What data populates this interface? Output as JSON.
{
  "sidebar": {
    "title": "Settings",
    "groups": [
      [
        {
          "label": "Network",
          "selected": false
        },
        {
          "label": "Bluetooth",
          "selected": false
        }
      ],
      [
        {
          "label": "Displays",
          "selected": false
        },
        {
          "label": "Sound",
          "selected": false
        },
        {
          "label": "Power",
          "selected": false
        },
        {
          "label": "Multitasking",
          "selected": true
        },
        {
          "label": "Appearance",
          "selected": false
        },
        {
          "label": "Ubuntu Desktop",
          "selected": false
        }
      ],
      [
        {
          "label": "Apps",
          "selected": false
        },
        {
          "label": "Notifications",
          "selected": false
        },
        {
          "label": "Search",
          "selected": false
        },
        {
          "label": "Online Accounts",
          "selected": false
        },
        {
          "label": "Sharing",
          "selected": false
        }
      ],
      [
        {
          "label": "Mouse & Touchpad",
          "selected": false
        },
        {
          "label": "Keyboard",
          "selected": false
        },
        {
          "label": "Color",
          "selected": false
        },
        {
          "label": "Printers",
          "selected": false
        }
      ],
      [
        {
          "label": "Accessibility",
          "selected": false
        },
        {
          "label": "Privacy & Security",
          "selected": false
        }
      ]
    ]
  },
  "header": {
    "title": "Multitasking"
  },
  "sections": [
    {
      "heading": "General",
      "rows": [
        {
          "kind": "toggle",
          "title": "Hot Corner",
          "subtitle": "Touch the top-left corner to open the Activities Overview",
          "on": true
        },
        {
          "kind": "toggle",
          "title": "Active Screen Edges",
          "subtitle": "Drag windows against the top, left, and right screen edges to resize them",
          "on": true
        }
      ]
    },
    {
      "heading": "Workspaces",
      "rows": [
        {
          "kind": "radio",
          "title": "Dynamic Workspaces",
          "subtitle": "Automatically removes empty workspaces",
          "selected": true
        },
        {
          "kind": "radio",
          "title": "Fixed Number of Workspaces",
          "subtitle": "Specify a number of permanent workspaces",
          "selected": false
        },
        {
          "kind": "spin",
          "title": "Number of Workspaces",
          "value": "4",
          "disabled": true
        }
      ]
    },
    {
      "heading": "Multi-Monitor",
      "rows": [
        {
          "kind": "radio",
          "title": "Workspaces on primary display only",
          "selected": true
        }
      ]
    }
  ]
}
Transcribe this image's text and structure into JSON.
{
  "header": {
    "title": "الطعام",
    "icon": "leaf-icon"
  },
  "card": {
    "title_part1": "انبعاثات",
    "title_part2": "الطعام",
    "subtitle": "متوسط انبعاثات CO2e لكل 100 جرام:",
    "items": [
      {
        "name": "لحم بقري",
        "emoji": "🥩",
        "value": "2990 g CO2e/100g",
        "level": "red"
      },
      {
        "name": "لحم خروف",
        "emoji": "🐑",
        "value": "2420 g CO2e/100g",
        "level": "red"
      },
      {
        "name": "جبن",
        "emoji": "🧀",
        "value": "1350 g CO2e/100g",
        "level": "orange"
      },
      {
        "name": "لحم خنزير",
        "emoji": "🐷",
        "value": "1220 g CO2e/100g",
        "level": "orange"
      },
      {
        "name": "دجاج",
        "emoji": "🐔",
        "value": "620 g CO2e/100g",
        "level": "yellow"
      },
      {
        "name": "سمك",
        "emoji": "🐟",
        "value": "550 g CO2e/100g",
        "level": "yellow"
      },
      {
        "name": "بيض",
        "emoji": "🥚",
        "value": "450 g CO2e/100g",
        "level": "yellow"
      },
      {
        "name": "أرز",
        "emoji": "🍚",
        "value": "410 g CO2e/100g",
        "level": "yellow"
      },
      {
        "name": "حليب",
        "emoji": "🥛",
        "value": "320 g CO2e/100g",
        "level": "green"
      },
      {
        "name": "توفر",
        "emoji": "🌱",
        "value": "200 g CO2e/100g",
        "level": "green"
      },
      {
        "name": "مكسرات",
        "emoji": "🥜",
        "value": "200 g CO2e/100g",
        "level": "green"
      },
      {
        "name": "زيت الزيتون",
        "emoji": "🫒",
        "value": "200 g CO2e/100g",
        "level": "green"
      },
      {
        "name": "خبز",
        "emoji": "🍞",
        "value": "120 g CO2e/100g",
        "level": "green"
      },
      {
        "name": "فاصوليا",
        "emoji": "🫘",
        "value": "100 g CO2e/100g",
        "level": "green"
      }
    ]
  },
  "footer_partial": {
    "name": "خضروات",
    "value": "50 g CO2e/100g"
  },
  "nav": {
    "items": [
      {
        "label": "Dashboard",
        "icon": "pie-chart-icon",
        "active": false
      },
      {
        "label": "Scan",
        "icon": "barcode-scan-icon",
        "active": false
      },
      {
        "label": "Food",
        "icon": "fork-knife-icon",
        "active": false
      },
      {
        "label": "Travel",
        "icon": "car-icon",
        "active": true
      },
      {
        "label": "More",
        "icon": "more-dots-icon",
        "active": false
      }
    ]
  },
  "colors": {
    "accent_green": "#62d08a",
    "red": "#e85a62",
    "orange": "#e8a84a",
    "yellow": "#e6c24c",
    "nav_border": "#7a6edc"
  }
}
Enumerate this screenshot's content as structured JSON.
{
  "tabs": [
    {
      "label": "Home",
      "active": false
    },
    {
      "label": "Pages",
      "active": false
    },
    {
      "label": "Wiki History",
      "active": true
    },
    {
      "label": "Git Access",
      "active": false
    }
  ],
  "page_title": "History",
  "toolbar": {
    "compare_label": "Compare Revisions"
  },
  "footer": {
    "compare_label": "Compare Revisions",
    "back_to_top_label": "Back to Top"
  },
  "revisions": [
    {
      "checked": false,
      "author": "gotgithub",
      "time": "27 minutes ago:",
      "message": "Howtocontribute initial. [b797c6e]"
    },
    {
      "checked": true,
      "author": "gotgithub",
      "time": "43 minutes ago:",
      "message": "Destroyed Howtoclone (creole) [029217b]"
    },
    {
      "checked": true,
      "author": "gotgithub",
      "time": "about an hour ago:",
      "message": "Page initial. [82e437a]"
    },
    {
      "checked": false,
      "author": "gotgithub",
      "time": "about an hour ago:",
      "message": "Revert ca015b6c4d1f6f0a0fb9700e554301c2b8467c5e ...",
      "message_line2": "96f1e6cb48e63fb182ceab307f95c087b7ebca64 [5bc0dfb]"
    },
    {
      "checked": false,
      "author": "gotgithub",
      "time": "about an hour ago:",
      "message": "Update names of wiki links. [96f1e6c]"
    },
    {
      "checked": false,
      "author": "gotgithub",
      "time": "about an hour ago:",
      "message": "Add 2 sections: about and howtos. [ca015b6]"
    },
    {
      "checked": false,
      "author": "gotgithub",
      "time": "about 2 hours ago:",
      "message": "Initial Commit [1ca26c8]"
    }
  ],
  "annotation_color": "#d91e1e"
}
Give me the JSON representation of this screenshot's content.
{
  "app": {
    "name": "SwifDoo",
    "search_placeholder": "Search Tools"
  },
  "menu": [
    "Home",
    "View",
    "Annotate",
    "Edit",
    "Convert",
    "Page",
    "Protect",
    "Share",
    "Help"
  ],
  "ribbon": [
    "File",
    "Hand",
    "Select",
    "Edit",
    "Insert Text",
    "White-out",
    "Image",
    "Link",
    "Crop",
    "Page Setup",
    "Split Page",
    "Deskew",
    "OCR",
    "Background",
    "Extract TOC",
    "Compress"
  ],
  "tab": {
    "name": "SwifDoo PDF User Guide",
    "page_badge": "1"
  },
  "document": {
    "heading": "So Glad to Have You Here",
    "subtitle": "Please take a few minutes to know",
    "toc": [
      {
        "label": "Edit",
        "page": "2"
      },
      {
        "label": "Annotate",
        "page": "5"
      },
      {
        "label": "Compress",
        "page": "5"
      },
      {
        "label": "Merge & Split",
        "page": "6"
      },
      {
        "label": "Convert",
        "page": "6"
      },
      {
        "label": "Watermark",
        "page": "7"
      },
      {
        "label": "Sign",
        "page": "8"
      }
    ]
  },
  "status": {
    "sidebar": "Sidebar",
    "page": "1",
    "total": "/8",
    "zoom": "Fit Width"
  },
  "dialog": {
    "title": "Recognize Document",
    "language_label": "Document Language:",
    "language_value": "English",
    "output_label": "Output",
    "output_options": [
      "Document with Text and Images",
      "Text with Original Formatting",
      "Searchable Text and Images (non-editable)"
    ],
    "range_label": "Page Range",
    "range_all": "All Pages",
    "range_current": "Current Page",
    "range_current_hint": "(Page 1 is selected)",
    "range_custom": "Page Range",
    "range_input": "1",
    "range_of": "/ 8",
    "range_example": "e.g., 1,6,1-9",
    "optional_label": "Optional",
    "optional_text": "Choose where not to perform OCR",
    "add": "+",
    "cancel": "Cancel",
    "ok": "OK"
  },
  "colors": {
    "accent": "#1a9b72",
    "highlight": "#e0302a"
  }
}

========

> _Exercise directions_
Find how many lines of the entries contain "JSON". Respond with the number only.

> _Response box_
4